(Beginning of Dataset content)

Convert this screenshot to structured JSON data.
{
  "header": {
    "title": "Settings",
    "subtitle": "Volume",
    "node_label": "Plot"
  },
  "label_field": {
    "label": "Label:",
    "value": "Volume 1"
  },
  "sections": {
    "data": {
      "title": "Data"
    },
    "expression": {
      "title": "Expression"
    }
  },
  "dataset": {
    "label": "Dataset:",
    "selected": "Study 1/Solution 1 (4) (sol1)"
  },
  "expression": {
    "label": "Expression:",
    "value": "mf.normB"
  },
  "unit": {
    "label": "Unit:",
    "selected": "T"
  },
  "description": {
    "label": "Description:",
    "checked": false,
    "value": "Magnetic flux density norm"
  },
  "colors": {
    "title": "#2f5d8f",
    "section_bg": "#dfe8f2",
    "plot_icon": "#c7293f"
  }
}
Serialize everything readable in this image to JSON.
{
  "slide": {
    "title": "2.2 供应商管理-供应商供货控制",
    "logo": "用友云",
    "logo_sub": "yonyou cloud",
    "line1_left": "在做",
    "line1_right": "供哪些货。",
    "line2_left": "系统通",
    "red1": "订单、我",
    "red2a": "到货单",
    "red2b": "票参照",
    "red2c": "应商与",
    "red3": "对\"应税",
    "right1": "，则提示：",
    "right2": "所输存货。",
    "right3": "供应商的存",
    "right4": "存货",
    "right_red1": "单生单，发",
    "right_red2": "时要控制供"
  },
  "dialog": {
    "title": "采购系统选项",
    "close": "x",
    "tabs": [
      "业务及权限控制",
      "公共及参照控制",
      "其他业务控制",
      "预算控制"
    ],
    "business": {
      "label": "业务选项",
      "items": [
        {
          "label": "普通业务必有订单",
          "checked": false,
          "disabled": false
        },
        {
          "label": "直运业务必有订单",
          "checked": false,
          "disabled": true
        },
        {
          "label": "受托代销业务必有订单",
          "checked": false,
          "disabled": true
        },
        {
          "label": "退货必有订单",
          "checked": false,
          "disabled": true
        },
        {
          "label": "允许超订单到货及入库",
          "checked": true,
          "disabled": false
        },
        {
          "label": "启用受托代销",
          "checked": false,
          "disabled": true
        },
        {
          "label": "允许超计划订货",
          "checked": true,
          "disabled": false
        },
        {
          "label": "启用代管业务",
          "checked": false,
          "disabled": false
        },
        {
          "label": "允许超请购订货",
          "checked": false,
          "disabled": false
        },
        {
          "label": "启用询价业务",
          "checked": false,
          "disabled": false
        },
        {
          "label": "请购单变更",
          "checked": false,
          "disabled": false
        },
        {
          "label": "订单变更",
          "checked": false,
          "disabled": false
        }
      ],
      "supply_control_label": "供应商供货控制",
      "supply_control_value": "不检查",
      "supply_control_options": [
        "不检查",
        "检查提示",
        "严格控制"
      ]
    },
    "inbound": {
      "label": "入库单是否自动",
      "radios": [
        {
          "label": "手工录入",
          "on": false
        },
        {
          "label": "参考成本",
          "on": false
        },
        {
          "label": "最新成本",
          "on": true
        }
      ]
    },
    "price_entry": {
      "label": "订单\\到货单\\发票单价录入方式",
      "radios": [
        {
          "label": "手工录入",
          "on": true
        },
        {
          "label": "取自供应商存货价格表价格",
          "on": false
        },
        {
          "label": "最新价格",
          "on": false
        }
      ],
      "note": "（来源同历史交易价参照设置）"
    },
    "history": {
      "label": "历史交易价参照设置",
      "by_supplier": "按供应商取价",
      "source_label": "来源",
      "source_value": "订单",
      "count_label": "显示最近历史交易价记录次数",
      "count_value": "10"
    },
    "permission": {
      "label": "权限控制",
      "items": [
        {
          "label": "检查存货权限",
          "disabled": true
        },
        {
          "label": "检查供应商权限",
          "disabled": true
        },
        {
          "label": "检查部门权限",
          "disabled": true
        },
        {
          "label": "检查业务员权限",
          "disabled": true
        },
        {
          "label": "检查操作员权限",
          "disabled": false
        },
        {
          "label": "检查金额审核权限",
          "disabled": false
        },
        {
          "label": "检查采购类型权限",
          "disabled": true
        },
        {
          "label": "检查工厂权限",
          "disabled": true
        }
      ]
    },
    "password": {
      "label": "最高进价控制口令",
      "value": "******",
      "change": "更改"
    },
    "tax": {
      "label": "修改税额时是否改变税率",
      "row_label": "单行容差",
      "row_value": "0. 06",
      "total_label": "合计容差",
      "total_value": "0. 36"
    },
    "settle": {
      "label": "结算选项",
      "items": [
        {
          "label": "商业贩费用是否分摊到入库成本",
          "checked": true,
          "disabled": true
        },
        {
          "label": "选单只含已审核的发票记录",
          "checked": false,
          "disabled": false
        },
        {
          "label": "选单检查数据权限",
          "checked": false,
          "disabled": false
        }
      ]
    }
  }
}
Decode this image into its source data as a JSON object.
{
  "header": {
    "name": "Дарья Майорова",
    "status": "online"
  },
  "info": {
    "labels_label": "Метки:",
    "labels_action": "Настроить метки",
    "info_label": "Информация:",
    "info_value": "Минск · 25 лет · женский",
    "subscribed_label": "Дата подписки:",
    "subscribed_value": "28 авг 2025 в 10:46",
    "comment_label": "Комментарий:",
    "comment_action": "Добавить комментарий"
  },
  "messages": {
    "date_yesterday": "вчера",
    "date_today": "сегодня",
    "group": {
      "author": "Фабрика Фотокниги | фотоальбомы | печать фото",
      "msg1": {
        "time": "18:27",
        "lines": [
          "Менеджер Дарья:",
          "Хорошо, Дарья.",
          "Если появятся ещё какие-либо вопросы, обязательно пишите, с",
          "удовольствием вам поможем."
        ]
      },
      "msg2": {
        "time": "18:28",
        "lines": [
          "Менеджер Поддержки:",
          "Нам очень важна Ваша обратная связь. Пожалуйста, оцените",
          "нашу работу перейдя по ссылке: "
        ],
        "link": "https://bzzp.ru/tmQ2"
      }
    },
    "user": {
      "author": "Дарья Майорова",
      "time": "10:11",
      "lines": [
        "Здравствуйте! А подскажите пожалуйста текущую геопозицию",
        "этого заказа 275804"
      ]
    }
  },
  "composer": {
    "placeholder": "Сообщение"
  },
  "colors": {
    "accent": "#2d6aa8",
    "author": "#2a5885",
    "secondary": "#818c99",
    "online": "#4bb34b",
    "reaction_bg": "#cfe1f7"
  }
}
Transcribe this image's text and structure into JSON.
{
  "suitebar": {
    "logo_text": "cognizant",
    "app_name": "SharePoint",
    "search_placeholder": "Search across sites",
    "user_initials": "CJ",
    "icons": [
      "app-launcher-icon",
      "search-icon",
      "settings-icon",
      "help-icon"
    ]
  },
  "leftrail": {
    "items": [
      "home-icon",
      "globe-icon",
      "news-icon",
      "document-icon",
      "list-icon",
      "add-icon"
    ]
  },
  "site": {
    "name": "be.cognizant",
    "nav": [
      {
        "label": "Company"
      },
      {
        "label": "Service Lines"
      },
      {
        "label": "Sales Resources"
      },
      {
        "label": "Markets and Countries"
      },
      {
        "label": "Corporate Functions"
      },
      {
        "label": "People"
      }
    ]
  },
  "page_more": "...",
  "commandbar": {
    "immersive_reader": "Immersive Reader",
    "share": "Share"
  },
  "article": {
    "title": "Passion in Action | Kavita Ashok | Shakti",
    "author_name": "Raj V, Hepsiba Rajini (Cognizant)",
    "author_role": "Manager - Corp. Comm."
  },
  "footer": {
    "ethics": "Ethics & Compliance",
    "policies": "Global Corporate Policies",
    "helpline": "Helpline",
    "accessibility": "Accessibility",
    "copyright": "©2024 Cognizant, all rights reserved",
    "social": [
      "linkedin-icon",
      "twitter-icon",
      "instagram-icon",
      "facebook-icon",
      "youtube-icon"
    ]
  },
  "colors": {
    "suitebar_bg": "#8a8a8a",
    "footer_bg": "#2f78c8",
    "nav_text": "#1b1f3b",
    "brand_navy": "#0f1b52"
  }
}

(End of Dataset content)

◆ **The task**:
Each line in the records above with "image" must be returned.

◆ **Exercise solution**:
Serialize everything readable in this image to JSON.
Decode this image into its source data as a JSON object.
Transcribe this image's text and structure into JSON.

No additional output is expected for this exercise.